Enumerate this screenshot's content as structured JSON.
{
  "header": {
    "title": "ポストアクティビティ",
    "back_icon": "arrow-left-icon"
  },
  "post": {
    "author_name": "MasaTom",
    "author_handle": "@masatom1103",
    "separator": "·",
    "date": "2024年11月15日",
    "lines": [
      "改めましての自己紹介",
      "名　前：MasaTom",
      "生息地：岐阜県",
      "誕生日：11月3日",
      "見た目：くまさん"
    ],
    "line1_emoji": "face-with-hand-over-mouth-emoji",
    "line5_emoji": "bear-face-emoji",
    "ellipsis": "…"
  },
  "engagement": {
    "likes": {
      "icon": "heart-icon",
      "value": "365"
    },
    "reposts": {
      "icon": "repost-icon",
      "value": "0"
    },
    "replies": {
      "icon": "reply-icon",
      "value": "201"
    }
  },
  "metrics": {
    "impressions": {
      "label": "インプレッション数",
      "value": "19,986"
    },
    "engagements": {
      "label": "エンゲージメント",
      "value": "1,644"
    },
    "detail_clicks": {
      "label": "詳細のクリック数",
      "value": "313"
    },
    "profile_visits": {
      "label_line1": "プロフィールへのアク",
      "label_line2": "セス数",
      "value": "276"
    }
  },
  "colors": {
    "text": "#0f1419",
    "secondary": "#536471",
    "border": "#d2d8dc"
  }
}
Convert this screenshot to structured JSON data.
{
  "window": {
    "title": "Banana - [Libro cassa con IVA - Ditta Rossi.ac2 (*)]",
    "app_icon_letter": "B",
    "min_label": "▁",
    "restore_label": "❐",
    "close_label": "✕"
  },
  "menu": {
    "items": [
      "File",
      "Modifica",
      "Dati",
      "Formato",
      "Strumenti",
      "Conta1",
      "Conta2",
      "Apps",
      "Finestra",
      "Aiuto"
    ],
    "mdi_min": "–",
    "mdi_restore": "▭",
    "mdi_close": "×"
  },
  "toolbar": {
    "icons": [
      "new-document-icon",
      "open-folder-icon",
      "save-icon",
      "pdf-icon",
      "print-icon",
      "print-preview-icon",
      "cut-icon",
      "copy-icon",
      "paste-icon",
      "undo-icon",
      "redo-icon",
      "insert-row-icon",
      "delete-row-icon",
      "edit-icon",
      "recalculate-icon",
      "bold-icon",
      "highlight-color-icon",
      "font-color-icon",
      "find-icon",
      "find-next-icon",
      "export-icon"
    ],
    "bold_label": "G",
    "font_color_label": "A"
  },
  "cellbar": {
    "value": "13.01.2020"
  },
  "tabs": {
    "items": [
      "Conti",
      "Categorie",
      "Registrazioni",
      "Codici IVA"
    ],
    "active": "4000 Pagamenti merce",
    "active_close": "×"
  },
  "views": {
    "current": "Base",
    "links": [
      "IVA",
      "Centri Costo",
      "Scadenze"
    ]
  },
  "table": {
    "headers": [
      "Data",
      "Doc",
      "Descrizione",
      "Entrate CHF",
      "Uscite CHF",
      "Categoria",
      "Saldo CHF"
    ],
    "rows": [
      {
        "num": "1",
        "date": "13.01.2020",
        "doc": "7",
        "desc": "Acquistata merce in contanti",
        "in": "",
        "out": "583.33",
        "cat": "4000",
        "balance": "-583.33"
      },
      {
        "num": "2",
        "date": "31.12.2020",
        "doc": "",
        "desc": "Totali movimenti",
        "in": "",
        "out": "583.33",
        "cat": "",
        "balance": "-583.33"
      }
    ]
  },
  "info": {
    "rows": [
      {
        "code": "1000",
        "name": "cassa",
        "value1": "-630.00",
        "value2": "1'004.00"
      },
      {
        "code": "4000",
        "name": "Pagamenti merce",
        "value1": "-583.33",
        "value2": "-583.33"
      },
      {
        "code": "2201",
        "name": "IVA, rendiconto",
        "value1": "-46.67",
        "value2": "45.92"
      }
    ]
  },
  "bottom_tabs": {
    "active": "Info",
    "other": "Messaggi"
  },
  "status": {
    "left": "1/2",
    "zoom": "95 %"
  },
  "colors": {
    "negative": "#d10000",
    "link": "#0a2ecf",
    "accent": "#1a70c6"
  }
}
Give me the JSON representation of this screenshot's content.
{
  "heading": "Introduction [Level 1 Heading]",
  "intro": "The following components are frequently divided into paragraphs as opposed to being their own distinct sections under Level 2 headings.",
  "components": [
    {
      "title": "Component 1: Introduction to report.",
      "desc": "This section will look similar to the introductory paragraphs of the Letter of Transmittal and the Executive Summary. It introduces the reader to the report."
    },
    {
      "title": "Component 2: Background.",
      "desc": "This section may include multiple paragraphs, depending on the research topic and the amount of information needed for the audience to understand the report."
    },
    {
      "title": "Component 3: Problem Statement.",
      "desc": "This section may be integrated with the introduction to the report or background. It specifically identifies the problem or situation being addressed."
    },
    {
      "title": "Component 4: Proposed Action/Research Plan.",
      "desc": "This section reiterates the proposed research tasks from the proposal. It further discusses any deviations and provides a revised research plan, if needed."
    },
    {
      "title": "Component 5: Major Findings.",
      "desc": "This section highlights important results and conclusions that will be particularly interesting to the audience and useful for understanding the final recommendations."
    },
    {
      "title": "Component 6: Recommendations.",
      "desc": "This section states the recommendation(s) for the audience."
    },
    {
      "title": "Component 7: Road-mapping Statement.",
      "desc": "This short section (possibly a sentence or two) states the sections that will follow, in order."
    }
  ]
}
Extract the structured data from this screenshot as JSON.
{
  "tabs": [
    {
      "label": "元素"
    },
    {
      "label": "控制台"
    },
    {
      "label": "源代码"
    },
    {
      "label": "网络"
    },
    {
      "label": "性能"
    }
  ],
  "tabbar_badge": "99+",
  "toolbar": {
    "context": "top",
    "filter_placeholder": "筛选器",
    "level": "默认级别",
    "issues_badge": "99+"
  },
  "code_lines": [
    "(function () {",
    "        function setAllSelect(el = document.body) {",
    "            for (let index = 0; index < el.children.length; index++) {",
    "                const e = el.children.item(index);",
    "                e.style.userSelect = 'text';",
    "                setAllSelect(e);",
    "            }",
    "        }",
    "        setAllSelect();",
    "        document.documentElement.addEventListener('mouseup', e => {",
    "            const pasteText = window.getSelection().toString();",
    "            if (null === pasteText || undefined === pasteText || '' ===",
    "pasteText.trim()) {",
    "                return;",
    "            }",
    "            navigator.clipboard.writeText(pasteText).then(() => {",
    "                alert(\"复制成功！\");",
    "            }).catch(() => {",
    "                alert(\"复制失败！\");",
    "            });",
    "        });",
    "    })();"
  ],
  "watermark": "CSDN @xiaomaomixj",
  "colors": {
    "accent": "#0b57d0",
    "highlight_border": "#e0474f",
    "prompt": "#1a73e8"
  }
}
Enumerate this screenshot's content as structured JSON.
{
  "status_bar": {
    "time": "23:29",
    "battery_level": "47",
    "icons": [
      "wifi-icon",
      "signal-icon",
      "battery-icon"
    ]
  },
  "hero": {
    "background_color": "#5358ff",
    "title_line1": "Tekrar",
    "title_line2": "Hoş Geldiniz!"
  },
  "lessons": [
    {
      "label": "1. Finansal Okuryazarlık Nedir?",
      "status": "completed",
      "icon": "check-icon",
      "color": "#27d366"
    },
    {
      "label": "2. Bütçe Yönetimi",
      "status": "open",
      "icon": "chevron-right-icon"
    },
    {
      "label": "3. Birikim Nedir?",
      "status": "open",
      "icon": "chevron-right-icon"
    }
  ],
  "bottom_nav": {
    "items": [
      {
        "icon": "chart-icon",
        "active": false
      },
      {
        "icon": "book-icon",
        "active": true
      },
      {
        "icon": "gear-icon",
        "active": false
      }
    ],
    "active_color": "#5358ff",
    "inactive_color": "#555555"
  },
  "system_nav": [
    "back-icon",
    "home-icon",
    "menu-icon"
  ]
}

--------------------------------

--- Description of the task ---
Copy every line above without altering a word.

--- Solution ---
Enumerate this screenshot's content as structured JSON.
{
  "header": {
    "title": "ポストアクティビティ",
    "back_icon": "arrow-left-icon"
  },
  "post": {
    "author_name": "MasaTom",
    "author_handle": "@masatom1103",
    "separator": "·",
    "date": "2024年11月15日",
    "lines": [
      "改めましての自己紹介",
      "名　前：MasaTom",
      "生息地：岐阜県",
      "誕生日：11月3日",
      "見た目：くまさん"
    ],
    "line1_emoji": "face-with-hand-over-mouth-emoji",
    "line5_emoji": "bear-face-emoji",
    "ellipsis": "…"
  },
  "engagement": {
    "likes": {
      "icon": "heart-icon",
      "value": "365"
    },
    "reposts": {
      "icon": "repost-icon",
      "value": "0"
    },
    "replies": {
      "icon": "reply-icon",
      "value": "201"
    }
  },
  "metrics": {
    "impressions": {
      "label": "インプレッション数",
      "value": "19,986"
    },
    "engagements": {
      "label": "エンゲージメント",
      "value": "1,644"
    },
    "detail_clicks": {
      "label": "詳細のクリック数",
      "value": "313"
    },
    "profile_visits": {
      "label_line1": "プロフィールへのアク",
      "label_line2": "セス数",
      "value": "276"
    }
  },
  "colors": {
    "text": "#0f1419",
    "secondary": "#536471",
    "border": "#d2d8dc"
  }
}
Convert this screenshot to structured JSON data.
{
  "window": {
    "title": "Banana - [Libro cassa con IVA - Ditta Rossi.ac2 (*)]",
    "app_icon_letter": "B",
    "min_label": "▁",
    "restore_label": "❐",
    "close_label": "✕"
  },
  "menu": {
    "items": [
      "File",
      "Modifica",
      "Dati",
      "Formato",
      "Strumenti",
      "Conta1",
      "Conta2",
      "Apps",
      "Finestra",
      "Aiuto"
    ],
    "mdi_min": "–",
    "mdi_restore": "▭",
    "mdi_close": "×"
  },
  "toolbar": {
    "icons": [
      "new-document-icon",
      "open-folder-icon",
      "save-icon",
      "pdf-icon",
      "print-icon",
      "print-preview-icon",
      "cut-icon",
      "copy-icon",
      "paste-icon",
      "undo-icon",
      "redo-icon",
      "insert-row-icon",
      "delete-row-icon",
      "edit-icon",
      "recalculate-icon",
      "bold-icon",
      "highlight-color-icon",
      "font-color-icon",
      "find-icon",
      "find-next-icon",
      "export-icon"
    ],
    "bold_label": "G",
    "font_color_label": "A"
  },
  "cellbar": {
    "value": "13.01.2020"
  },
  "tabs": {
    "items": [
      "Conti",
      "Categorie",
      "Registrazioni",
      "Codici IVA"
    ],
    "active": "4000 Pagamenti merce",
    "active_close": "×"
  },
  "views": {
    "current": "Base",
    "links": [
      "IVA",
      "Centri Costo",
      "Scadenze"
    ]
  },
  "table": {
    "headers": [
      "Data",
      "Doc",
      "Descrizione",
      "Entrate CHF",
      "Uscite CHF",
      "Categoria",
      "Saldo CHF"
    ],
    "rows": [
      {
        "num": "1",
        "date": "13.01.2020",
        "doc": "7",
        "desc": "Acquistata merce in contanti",
        "in": "",
        "out": "583.33",
        "cat": "4000",
        "balance": "-583.33"
      },
      {
        "num": "2",
        "date": "31.12.2020",
        "doc": "",
        "desc": "Totali movimenti",
        "in": "",
        "out": "583.33",
        "cat": "",
        "balance": "-583.33"
      }
    ]
  },
  "info": {
    "rows": [
      {
        "code": "1000",
        "name": "cassa",
        "value1": "-630.00",
        "value2": "1'004.00"
      },
      {
        "code": "4000",
        "name": "Pagamenti merce",
        "value1": "-583.33",
        "value2": "-583.33"
      },
      {
        "code": "2201",
        "name": "IVA, rendiconto",
        "value1": "-46.67",
        "value2": "45.92"
      }
    ]
  },
  "bottom_tabs": {
    "active": "Info",
    "other": "Messaggi"
  },
  "status": {
    "left": "1/2",
    "zoom": "95 %"
  },
  "colors": {
    "negative": "#d10000",
    "link": "#0a2ecf",
    "accent": "#1a70c6"
  }
}
Give me the JSON representation of this screenshot's content.
{
  "heading": "Introduction [Level 1 Heading]",
  "intro": "The following components are frequently divided into paragraphs as opposed to being their own distinct sections under Level 2 headings.",
  "components": [
    {
      "title": "Component 1: Introduction to report.",
      "desc": "This section will look similar to the introductory paragraphs of the Letter of Transmittal and the Executive Summary. It introduces the reader to the report."
    },
    {
      "title": "Component 2: Background.",
      "desc": "This section may include multiple paragraphs, depending on the research topic and the amount of information needed for the audience to understand the report."
    },
    {
      "title": "Component 3: Problem Statement.",
      "desc": "This section may be integrated with the introduction to the report or background. It specifically identifies the problem or situation being addressed."
    },
    {
      "title": "Component 4: Proposed Action/Research Plan.",
      "desc": "This section reiterates the proposed research tasks from the proposal. It further discusses any deviations and provides a revised research plan, if needed."
    },
    {
      "title": "Component 5: Major Findings.",
      "desc": "This section highlights important results and conclusions that will be particularly interesting to the audience and useful for understanding the final recommendations."
    },
    {
      "title": "Component 6: Recommendations.",
      "desc": "This section states the recommendation(s) for the audience."
    },
    {
      "title": "Component 7: Road-mapping Statement.",
      "desc": "This short section (possibly a sentence or two) states the sections that will follow, in order."
    }
  ]
}
Extract the structured data from this screenshot as JSON.
{
  "tabs": [
    {
      "label": "元素"
    },
    {
      "label": "控制台"
    },
    {
      "label": "源代码"
    },
    {
      "label": "网络"
    },
    {
      "label": "性能"
    }
  ],
  "tabbar_badge": "99+",
  "toolbar": {
    "context": "top",
    "filter_placeholder": "筛选器",
    "level": "默认级别",
    "issues_badge": "99+"
  },
  "code_lines": [
    "(function () {",
    "        function setAllSelect(el = document.body) {",
    "            for (let index = 0; index < el.children.length; index++) {",
    "                const e = el.children.item(index);",
    "                e.style.userSelect = 'text';",
    "                setAllSelect(e);",
    "            }",
    "        }",
    "        setAllSelect();",
    "        document.documentElement.addEventListener('mouseup', e => {",
    "            const pasteText = window.getSelection().toString();",
    "            if (null === pasteText || undefined === pasteText || '' ===",
    "pasteText.trim()) {",
    "                return;",
    "            }",
    "            navigator.clipboard.writeText(pasteText).then(() => {",
    "                alert(\"复制成功！\");",
    "            }).catch(() => {",
    "                alert(\"复制失败！\");",
    "            });",
    "        });",
    "    })();"
  ],
  "watermark": "CSDN @xiaomaomixj",
  "colors": {
    "accent": "#0b57d0",
    "highlight_border": "#e0474f",
    "prompt": "#1a73e8"
  }
}
Enumerate this screenshot's content as structured JSON.
{
  "status_bar": {
    "time": "23:29",
    "battery_level": "47",
    "icons": [
      "wifi-icon",
      "signal-icon",
      "battery-icon"
    ]
  },
  "hero": {
    "background_color": "#5358ff",
    "title_line1": "Tekrar",
    "title_line2": "Hoş Geldiniz!"
  },
  "lessons": [
    {
      "label": "1. Finansal Okuryazarlık Nedir?",
      "status": "completed",
      "icon": "check-icon",
      "color": "#27d366"
    },
    {
      "label": "2. Bütçe Yönetimi",
      "status": "open",
      "icon": "chevron-right-icon"
    },
    {
      "label": "3. Birikim Nedir?",
      "status": "open",
      "icon": "chevron-right-icon"
    }
  ],
  "bottom_nav": {
    "items": [
      {
        "icon": "chart-icon",
        "active": false
      },
      {
        "icon": "book-icon",
        "active": true
      },
      {
        "icon": "gear-icon",
        "active": false
      }
    ],
    "active_color": "#5358ff",
    "inactive_color": "#555555"
  },
  "system_nav": [
    "back-icon",
    "home-icon",
    "menu-icon"
  ]
}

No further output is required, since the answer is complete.